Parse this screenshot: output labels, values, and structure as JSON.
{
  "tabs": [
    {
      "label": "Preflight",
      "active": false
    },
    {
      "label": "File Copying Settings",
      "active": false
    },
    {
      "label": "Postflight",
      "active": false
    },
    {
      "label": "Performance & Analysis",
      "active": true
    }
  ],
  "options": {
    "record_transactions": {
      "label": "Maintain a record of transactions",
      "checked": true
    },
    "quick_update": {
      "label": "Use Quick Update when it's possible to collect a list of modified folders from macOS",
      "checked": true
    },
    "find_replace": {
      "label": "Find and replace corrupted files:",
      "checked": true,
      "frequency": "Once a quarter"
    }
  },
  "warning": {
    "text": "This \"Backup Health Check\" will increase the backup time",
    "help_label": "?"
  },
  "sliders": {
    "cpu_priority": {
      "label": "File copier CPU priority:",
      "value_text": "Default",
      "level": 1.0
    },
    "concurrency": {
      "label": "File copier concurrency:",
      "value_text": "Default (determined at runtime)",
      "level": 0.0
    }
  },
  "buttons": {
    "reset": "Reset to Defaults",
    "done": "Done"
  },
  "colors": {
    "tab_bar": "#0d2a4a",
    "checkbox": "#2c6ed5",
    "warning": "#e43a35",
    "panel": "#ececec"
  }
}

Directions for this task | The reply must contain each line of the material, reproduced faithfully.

Answer to the exercise |
Parse this screenshot: output labels, values, and structure as JSON.
{
  "tabs": [
    {
      "label": "Preflight",
      "active": false
    },
    {
      "label": "File Copying Settings",
      "active": false
    },
    {
      "label": "Postflight",
      "active": false
    },
    {
      "label": "Performance & Analysis",
      "active": true
    }
  ],
  "options": {
    "record_transactions": {
      "label": "Maintain a record of transactions",
      "checked": true
    },
    "quick_update": {
      "label": "Use Quick Update when it's possible to collect a list of modified folders from macOS",
      "checked": true
    },
    "find_replace": {
      "label": "Find and replace corrupted files:",
      "checked": true,
      "frequency": "Once a quarter"
    }
  },
  "warning": {
    "text": "This \"Backup Health Check\" will increase the backup time",
    "help_label": "?"
  },
  "sliders": {
    "cpu_priority": {
      "label": "File copier CPU priority:",
      "value_text": "Default",
      "level": 1.0
    },
    "concurrency": {
      "label": "File copier concurrency:",
      "value_text": "Default (determined at runtime)",
      "level": 0.0
    }
  },
  "buttons": {
    "reset": "Reset to Defaults",
    "done": "Done"
  },
  "colors": {
    "tab_bar": "#0d2a4a",
    "checkbox": "#2c6ed5",
    "warning": "#e43a35",
    "panel": "#ececec"
  }
}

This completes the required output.